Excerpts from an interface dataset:
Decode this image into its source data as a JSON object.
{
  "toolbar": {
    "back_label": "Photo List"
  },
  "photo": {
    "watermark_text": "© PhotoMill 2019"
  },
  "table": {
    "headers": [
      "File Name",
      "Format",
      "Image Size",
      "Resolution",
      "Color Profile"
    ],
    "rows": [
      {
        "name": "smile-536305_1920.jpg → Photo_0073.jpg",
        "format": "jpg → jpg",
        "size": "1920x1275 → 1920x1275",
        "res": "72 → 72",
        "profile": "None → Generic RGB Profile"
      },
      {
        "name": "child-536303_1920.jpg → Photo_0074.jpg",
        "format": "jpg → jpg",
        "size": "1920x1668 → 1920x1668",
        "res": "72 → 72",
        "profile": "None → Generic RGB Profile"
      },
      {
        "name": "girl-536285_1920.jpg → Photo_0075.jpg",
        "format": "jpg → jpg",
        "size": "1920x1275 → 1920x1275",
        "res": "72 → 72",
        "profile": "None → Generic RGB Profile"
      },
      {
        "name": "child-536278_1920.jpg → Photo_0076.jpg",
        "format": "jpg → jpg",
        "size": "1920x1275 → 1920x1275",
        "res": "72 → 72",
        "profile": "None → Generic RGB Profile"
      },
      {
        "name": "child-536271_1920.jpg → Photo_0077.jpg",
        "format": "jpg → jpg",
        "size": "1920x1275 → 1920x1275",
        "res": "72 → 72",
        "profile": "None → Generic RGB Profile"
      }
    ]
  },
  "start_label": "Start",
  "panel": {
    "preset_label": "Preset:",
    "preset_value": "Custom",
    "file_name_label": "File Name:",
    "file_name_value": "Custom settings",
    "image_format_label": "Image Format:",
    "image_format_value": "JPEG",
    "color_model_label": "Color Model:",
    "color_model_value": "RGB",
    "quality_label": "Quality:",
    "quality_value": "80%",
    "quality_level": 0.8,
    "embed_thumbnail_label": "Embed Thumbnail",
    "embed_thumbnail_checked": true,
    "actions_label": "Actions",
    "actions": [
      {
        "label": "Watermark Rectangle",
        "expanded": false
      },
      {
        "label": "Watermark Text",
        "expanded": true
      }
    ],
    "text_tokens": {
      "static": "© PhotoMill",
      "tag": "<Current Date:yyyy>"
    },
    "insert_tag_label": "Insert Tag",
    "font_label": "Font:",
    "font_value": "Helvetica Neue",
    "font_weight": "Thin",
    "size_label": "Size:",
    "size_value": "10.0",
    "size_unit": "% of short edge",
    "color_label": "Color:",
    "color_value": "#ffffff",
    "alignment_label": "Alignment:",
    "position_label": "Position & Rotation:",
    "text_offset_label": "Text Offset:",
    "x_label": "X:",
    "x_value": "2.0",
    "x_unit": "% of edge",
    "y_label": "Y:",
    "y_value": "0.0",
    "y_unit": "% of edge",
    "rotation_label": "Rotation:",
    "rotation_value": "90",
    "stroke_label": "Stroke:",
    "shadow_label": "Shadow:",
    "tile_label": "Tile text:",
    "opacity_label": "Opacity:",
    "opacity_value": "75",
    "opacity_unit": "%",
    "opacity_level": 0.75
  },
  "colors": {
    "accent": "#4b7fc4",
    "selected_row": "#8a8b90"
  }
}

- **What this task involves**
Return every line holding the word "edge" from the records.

- **Result of the exercise**
    "size_unit": "% of short edge",
    "x_unit": "% of edge",
    "y_unit": "% of edge",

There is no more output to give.